Is a 100% graduation rate realistic?

SPARC member Al Guyant called it out at the annual electors meeting: 98% is not good enough.  He asked how much it would cost to reach 99.99%   Well, Mr. Guyant, if you read up on school finance, you would know that we have these things called Revenue Limits".  And Sun Prairie is levying about $2.3M under the revenue limit.  So that's it, Al...we could spend an additional $2.3M.

So... assuming the graduation rate is 98% (we'll get back to that), at 484 students enrolled in 12th grade last year, 98% graduation means that about 10 kids did not graduate.  What are Mr. Guyant's ideas on how to make that $2.3M ensure that those 10 kids graduated?   Do we offer them $230,000 each if they graduate? Hey...that's a novel idea.  Kind of in line with the whole pay-for-performance concept.

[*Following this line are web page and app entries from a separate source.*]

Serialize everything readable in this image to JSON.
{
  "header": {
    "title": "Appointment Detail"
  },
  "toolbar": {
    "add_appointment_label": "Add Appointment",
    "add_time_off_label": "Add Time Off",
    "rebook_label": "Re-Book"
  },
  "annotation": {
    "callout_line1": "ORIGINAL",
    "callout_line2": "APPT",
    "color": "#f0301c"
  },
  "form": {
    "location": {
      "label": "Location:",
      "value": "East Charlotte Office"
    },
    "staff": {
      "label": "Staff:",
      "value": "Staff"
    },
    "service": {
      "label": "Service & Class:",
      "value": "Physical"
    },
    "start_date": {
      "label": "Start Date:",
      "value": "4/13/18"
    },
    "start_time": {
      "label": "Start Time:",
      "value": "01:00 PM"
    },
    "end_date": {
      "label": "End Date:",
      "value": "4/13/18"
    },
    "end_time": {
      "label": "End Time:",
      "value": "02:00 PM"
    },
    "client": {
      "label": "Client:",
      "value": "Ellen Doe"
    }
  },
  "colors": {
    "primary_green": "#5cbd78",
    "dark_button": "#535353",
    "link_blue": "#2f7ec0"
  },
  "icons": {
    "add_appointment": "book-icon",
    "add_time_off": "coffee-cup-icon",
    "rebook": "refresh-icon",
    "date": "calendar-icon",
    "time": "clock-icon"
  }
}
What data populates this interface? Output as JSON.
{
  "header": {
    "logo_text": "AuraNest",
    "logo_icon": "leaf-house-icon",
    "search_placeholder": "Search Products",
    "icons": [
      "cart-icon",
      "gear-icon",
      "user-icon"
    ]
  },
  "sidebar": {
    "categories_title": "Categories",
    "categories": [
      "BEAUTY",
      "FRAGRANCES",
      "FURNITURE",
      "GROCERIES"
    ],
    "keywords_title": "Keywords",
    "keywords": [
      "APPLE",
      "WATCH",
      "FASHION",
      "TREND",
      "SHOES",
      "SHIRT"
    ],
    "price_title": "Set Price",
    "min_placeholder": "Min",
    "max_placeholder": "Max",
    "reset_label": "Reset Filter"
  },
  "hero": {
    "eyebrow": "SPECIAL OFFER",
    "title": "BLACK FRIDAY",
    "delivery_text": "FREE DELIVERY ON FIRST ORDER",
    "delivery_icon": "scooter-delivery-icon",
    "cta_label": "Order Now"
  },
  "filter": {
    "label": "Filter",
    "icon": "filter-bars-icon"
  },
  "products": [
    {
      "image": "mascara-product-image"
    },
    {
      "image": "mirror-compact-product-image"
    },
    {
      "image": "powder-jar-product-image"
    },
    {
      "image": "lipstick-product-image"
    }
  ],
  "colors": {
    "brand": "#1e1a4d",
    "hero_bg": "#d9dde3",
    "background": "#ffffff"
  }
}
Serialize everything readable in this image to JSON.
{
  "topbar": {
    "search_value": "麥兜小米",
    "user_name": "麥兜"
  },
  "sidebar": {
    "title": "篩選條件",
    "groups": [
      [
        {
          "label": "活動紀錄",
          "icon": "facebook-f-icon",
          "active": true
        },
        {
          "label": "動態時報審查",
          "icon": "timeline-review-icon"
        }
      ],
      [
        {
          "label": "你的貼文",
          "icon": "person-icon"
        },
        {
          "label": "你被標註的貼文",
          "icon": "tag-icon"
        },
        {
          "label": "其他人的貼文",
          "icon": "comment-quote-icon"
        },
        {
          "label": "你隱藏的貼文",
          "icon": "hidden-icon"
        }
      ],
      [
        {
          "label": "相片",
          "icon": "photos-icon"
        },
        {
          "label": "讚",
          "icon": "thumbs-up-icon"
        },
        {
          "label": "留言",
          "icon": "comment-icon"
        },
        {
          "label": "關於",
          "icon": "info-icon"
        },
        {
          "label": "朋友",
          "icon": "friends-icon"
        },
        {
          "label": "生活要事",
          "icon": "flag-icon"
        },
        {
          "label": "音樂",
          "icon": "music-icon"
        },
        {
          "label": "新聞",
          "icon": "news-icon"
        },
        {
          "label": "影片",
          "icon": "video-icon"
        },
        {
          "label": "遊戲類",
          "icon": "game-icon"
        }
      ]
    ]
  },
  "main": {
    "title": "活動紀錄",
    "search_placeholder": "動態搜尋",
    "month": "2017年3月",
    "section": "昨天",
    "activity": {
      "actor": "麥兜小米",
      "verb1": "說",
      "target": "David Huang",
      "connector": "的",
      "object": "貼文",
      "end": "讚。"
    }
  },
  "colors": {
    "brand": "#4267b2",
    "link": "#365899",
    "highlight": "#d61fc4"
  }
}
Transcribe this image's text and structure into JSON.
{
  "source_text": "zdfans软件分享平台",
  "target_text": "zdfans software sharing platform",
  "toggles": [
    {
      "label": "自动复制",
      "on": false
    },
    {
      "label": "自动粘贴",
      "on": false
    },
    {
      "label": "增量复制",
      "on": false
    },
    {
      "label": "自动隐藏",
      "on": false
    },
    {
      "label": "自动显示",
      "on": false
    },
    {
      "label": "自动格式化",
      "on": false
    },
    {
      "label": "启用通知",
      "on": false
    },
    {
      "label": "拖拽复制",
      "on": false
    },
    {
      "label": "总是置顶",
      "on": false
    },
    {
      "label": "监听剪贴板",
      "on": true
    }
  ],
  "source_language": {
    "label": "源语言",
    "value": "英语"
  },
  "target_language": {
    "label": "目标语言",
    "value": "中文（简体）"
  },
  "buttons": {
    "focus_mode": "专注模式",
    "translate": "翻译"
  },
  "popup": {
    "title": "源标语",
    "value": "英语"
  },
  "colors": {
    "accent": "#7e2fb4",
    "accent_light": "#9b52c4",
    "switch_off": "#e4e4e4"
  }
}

Seriously though.  You cannot equate food safety and engineering safety with high school graduation rates.  That's really pretty ludicrous.  It's like something that would come out of Mitt Romney's mouth.  Also...the last time we checked, this was still a free country.  A 17-year old girl has the right to make decisions regarding her body, so why on earth would she not be allowed to make a decision regarding finishing high school?  We may not agree with her choice, but the choice is hers nonetheless.'s where we agree with Mr. Guyant (the AlSparc):  any increase we can make in the graduation rate is a good thing.  But we'll stop there.  We'd really like world peace, too; but does Mr. Guyant think THAT's realistic??  We're not gonna just throw money at the problem.  Hell, as one community resident pointed out, we have more named courtyards than we do National Merit Scholars.  We built a Taj Mahal for a high know...if you build it, they will graduate.  So money isn't the problem.  You cannot force kids to want an education.  In fact, doing so may have adverse impact on those that DO want to be in school and learn.
[Spending money isn't going to improve graduation rates]..."we have more named courtyards than we do National Merit Scholars."
-- a community resident
There are numerous studies out there that will tell you that 100% graduation rates are unrealistic in the long term.  Sure some smaller schools may have 100% here and there.  Let's get real.  And people should really do a little research before making such grandiose points in public.